In some cases you'll be able to choose modules (which may have different costs associated with that module) which will change the overall cost of a programme to you. Please also ensure you read the section on additional costs in the University’s Fees, Charges and Expenses Regulations in the University Calendar available at www.calendar.soton.ac.uk.
All applicants must complete mandatory criminal record and health checks before the start of the course, which may incur a non-refundable fee (e.g. DBS criminal record check or Overseas equivalent, vaccinations undertaken before the start of the course).
Our graduates are highly desired by employers around the world. Graduates have gone onto a variety of roles, such as audiologist, service lead, educator and researcher, in a variety of contexts, such as in health care, universities, research laboratories, businesses and technology manufacturers. Some of the companies our graduates work for include the UK National Health Service, Specsavers, Amplifon UK, GN Otometrics and Chime Social Enterprise.
UK/EU students who take the 40-week clinical placement after the MSc can work and register as audiologists in the NHS.
Learning & Assessment
Teaching and learning
The range of subject matter covered in the modules calls for varied teaching and learning techniques. These will include lectures, tutorials, individual and group planning exercises and practical work. You will be encouraged to openly communicate your professional experiences, exchange ideas and knowledge share. One-to-one tutorials are also arranged to cater for individual learning differences.
Candidates wishing to obtain an MSc will carry out a research project and complete a dissertation. Research projects may concern any of the areas covered by the course. The research project will bring together all the acquired skills learnt on the course, and demonstrate in-depth knowledge of one or more of the subject areas studied. It will involve sourcing and gathering information, critical analysis, and evaluation and presentation skills. The project should contain your own original ideas. It should also exceed the existing standard of technical design, and address a novel problem that requires the application of new research.
Assessment and examinations
Assessment is conducted through a combination of unseen written examinations and assessed coursework in the form of assignments, presentations, essays, practical exams, and individual and group projects.
Every student is assigned a personal tutor from the start of their degree who will meet you when you enrol. Your personal tutor will stay the same throughout course to offer you consistent academic and pastoral support.

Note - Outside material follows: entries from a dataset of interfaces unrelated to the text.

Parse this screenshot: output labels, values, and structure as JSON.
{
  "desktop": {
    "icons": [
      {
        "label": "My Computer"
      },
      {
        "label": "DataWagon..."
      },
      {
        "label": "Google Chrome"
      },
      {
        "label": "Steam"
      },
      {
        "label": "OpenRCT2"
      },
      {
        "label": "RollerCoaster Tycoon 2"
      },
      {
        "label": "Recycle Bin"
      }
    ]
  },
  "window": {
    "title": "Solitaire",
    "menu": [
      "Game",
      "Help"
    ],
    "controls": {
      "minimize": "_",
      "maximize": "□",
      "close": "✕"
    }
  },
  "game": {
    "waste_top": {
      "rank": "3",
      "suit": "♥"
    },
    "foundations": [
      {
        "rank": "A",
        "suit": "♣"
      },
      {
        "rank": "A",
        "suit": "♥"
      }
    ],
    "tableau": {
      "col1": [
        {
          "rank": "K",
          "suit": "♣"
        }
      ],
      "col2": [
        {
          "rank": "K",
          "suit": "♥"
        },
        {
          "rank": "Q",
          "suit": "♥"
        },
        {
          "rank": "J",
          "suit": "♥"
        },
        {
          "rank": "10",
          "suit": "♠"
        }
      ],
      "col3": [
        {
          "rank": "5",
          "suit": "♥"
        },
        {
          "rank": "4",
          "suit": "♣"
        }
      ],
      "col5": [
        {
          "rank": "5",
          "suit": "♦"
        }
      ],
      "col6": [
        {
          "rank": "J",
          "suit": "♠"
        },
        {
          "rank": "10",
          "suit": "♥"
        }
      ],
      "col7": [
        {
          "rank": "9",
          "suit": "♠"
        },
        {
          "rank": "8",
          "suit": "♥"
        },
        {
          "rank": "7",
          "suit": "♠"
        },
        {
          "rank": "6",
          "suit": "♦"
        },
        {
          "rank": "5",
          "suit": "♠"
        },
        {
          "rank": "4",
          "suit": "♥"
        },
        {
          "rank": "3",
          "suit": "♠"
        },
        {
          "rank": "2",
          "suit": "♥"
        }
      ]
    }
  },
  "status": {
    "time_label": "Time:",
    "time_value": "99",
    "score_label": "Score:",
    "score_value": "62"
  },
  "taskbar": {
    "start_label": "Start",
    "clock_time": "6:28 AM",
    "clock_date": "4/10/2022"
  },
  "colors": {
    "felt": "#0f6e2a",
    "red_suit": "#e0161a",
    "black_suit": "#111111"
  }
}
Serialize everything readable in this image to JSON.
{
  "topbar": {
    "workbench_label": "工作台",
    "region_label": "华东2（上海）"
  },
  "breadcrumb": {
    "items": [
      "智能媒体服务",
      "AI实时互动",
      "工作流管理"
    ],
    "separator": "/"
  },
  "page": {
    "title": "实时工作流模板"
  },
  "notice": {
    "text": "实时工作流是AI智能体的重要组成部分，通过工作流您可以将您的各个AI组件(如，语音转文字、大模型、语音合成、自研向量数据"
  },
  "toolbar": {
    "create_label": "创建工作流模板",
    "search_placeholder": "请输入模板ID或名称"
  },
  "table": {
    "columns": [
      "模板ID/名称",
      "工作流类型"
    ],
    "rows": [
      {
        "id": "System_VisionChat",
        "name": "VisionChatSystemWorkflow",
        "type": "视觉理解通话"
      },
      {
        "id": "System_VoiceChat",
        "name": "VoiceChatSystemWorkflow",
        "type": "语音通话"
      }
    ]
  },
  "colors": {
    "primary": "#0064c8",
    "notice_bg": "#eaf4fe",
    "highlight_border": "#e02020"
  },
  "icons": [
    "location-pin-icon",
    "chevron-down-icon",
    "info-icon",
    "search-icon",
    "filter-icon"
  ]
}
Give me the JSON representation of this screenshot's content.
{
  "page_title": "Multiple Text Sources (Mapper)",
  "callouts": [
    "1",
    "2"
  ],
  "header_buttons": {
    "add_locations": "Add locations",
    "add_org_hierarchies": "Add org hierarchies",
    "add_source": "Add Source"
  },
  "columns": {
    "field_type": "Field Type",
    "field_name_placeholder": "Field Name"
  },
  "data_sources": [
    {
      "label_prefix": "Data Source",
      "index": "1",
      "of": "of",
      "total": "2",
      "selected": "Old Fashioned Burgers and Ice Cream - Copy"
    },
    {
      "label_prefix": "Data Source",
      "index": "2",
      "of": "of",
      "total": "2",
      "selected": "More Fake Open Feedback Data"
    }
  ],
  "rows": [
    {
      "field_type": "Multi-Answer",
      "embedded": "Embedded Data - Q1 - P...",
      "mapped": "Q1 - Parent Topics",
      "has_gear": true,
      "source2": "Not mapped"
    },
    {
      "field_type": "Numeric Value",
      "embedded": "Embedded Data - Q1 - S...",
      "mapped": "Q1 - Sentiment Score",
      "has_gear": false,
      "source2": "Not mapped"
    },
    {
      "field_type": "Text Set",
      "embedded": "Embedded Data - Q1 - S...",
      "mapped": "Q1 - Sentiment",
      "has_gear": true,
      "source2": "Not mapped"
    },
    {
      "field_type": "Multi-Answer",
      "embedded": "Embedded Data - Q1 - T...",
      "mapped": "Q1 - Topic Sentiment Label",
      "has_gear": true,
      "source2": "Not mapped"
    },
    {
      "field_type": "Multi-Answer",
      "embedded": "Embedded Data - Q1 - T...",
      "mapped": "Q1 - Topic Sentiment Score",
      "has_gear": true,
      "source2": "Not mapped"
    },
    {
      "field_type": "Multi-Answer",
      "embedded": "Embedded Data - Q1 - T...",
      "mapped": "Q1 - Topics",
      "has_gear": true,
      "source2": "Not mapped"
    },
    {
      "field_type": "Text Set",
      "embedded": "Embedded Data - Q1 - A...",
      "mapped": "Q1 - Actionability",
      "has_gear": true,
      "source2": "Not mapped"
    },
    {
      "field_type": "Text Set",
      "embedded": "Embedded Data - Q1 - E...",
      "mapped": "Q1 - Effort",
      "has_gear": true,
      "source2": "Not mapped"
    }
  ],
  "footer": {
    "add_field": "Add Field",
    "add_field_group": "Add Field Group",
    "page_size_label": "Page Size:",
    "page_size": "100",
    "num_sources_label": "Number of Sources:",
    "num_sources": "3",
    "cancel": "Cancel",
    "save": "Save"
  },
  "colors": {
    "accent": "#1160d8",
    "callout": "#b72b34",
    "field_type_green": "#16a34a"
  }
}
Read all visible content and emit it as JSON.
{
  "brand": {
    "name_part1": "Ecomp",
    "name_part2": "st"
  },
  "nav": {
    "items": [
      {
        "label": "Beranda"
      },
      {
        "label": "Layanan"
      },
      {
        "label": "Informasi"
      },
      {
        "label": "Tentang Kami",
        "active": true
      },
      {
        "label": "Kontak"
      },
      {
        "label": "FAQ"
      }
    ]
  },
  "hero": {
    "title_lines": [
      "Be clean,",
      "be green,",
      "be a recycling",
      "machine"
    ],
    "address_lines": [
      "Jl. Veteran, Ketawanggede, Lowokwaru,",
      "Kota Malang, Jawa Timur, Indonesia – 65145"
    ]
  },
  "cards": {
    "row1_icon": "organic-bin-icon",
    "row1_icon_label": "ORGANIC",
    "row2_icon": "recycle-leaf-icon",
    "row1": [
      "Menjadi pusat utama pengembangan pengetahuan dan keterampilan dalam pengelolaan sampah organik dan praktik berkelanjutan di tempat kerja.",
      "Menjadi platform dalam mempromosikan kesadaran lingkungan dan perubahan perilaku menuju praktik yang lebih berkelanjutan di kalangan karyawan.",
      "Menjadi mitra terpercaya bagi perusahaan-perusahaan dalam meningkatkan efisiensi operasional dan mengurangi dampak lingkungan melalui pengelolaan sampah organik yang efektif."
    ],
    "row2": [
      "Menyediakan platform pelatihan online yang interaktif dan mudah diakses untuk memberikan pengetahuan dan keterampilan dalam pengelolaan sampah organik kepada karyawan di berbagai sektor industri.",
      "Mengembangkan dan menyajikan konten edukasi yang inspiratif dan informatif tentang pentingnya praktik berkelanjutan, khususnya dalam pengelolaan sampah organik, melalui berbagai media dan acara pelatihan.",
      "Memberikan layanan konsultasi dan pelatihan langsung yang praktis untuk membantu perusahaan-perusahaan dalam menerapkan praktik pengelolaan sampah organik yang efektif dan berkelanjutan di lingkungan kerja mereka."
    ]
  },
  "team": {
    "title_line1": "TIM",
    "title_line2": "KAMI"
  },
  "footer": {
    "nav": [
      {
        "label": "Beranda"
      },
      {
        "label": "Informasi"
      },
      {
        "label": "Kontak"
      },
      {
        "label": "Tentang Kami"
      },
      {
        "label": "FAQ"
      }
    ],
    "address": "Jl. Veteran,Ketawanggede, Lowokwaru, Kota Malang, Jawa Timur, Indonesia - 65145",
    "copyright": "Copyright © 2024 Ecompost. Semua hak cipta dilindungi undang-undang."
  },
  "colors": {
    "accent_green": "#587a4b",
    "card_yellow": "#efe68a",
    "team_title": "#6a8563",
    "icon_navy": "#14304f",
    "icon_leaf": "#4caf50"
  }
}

We have our own team of administrators who act as a point of contact for day-to-day advice and information for postgraduate students. They are also responsible for collecting assignments and issuing the documents and forms which are required during your period of study.